Scientific advancement in the understanding of yeast was key in this development. Pure yeast strains meant the fermentation could be better controlled, which enable the beer to “drop bright” and be served after only a couple of days in the cellar. “Running beers” are what we now know as real ale and this type of beer came to dominate the market in the 20th century.
Mild was initially the market leader, but a new, lighter beer – part of the wider Pale Ale family – soon caught up. The shorter secondary fermentation meant that the beer lacked the maturity that drinkers demanded, so brewers added Crystal malt and more hops (usually British varieties such as Fuggle, Challenger and Target for bitterness and Golding for aroma).
This Crystal gave the beers a rich, nutty and biscuity character and the bronze and copper colours that we now associate with what then became known as Bitter.
By today’s standards, Bitters aren’t actually that bitter at all, as the hop content and varieties are quite modest, but back in the day the beer was distinctly more bitter than mild, so the name stuck. A pint of bitter in a traditional pub is now high up on the “To Do” list of many overseas visitors to the UK, such is its intrinsic link with Great Britain, and I am sure the style does taste bitter to those not used to hops.
Generally speaking, Standard/Ordinary/Session Bitters are 3.6% to 4.0% ABV, Best Bitters (or Special Bitters) are 4.1% to 4.7% ABV and Premium Bitters (or Strong Bitters or Extra Special Bitters) are 4.8% and above. Confusingly, many bitters under 4.1% are labelled “Best” when they aren’t Best Bitters. As such, the two styles are often just referred to as Bitter.
Sadly, the word Bitter seems to have fallen out of fashion in the last few years and there seems to be reluctance from brewers to use the word, even when their beers are Bitters. Thankfully, many of our local brewers continue to brew the brown stuff and champion the style.

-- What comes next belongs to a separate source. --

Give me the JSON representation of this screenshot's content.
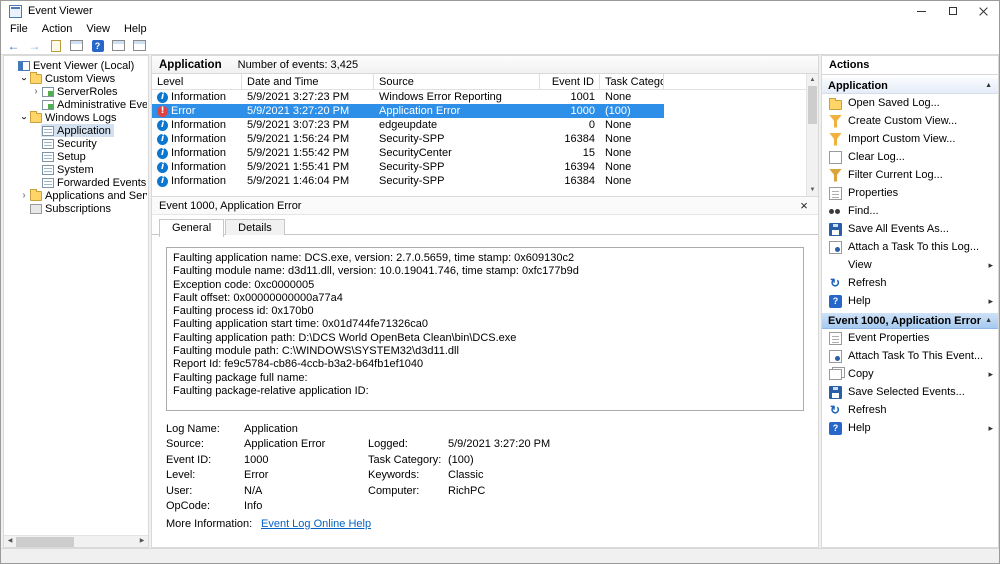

Examples of Standard Bitters include Great Yorkshire Classic (4.0%), Half Moon Old Forge Bitter (3.8%), Helmsley Yorkshire Legend (3.8%), Jolly Sailor Bullseye Bitter (3.8%), and Yorkshire Heart Hearty Bitter (3.7%). Best Bitters include Half Moon Striker (4.8%), Hop Studio XS (5.5%), Jolly Sailor Golden Boots (4.1%), Rudgate Battle Axe (4.8%), Treboom Kettle Drum (4.3%), and Yorkshire Heart JRT Best Bitter (4.2%). So there you are. Plenty of reasons to indulge yourselves in this staple style this summer.If you enjoy reading our content, please consider sharing with your friends using the sharing buttons at the bottom of each post. Also, you can subscribe to receive notifications about new blog posts via email. Simply enter your email address into the 'Subscribe to Mike's Tap Room' box at the top left of this page.